Book: Patricia Resnick
Music and Lyrics: Dolly Parton
Director: Jeff Calhoun
Reviewer: Rebecca Cohen
Reviewer: Gemma Fincher
If you are looking for a musical with big hair and even bigger belts, then look no further than Dolly Parton’s ultimate feel-good musical of female empowerment, 9 to 5 The Musical. The queen of country music’s signature style is all over this big, bold and bright production, which is a sheer delight from beginning to end; proceedings are even introduced by the woman herself as the show kicks off with a level of energy that does not wane.
9 to 5 The Musical is based on the 1980 movie starring Jane Fonda, Lily Tomlin and Dolly herself. The musical follows much the same plot and revolves around an unlikely trio of women who bond over their disdain for their sexist, bigoted and egotistical boss Franklin Hart Junior. Although the piece is very much tongue-in-cheek it does highlight the long-term inequalities between men and women in the workplace and the desire of strong women to challenge the status quo.

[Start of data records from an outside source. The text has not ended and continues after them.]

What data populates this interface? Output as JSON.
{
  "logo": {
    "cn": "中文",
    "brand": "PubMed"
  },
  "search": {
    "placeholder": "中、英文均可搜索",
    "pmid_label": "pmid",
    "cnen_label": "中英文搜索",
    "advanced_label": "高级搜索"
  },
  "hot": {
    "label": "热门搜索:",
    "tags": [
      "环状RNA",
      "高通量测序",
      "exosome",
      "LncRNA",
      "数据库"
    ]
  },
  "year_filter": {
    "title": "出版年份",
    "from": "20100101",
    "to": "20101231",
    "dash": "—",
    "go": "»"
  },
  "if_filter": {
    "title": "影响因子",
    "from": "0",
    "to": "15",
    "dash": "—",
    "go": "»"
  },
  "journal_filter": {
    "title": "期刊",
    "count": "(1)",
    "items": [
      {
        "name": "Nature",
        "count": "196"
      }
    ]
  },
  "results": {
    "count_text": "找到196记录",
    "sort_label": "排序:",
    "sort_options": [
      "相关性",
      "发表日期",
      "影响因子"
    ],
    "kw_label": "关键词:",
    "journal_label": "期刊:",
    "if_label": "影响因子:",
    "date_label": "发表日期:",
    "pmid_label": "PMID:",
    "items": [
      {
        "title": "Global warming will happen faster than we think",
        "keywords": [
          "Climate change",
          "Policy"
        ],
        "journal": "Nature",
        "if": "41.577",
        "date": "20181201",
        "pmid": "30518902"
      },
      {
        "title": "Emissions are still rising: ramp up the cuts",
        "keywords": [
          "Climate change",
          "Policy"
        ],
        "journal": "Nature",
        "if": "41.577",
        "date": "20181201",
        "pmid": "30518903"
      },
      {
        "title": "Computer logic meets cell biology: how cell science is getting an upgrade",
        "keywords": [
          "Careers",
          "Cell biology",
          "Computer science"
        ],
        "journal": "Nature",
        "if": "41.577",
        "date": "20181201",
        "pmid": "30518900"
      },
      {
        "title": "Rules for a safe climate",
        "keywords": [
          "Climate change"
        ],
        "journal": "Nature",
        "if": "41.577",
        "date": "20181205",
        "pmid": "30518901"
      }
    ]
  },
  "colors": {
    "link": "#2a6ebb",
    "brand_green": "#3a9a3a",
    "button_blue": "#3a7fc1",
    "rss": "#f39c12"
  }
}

You only have to go back as far as 2008 for the Broadway premiere of the musical and although its run in the Big Apple was relatively short the show has enjoyed a number of revivals and has done very well in the UK. A new production of the show opened in London in February 2019 to rave reviews and following its success a UK tour, headed by star of the West End production Amber Davies, was announced. Several others of the West End cast including Louise Redknapp, Brian Conley and Caroline Sheen will be performing at selected venues.
The West End cast of 9 to 5 The Musical is undeniably strong and the tour cast match them as the highly accomplished and slick ensemble tear through the opening number of the iconic 9 to 5. With Louise Redknapp otherwise engaged understudy Laura Tyrer steps into the role of the ambitious and regularly overlooked office supervisor Violet Newstead. Tyrer is a joy in the role and brings authority and class to the exasperated Violet. Her vocals and movements are on point and more than holds her own in arguably the role that glues the narrative together.
Georgina Castle takes up the role of Doralee Rhodes, the character made famous by Dolly herself, and brings every inch of Dolly’s personality as well as adding her own flair to the part. Vocally accomplished, she brings a warm vulnerability to Doralee who is shunned by her colleagues due to a belief that she is sleeping with the boss. Her emotional and raw performance of Backwards Barbie is one of the highlights of the first act delivered beautifully by Castle whose sensitivity to the character is balanced perfectly with the comedic elements of the role.
The trio is completed by Amber Davies, fresh from her run in the West End as the timid, divorcee Judy Bernly forced into work thanks to being left high and dry by her cheating husband, appropriately named Dick. More than a few eyebrows were raised at the apparent stunt casting of Davies, thanks in the main to her stint on Love Island. What many don’t know is that Davies is a fully-fledged and trained musical theatre actor and consistently delivers a show stealing performance. Her decision to embark on the UK tour of the show will no doubt showcase her talents to the rest of the country and cement her thoroughly deserved place as a bone fide musical theatre performer. Davies’ commitment to the role of Judy is a delight; her journey from fish-out-of-water to a confident and assured independent woman is joyous. Without a doubt the show’s standout moment is her solo of Get Out and Stay Out which has the ultimate wow-factor, is note perfect and earns her rapturous applause. Davies is nothing short of an inspired casting.
Brian Conley is only performing at Milton Keynes on the tour and brings his usual legendary comedic style and swagger to proceedings. The performance is quintessential Conley. Franklin Hart is horribly chauvinistic, cracking sexist jokes left right and centre, but thanks to Conley’s delivery he gets away with it. Performers with less of a comedic flair would likely not. You can see that Conley revels in the role of Hart and he is utterly hilarious. Milton Keynes loves Brian Conley and it is a treat for the venue and audiences alike to have secured him for the week’s residency.
Lucinda Lawrence puts in a solid turn as Roz Keith, Hart’s lovelorn administrative assistant. Lawrence’s Act 1 solo of Heart to Hartis side-splittingly funny, choreographed beautifully by Lisa Stevens and delivered flawlessly by Lawrence and Conley.
Tom Rogers’ sliding set design works in the main save from a few wobbles and the ensemble work incredibly hard to move the set around at pace. Nina Dunn’s video design brings a slightly modern twist to proceedings adding to the visual appeal of the piece with an effective backdrop that complements the look and feel of the staging.
If you are looking for an evening of escapism at the theatre, then look no further than 9 to 5 The Musical. The show has nailed the magical musical formula, a strong, committed cast, a great score full of classics and comedy that beautifully delivers a serious message.
What are you waiting for? Tumble outta bed and book a ticket…
Runs Until 28 September 2019 and on tour | Image: Simon Turtle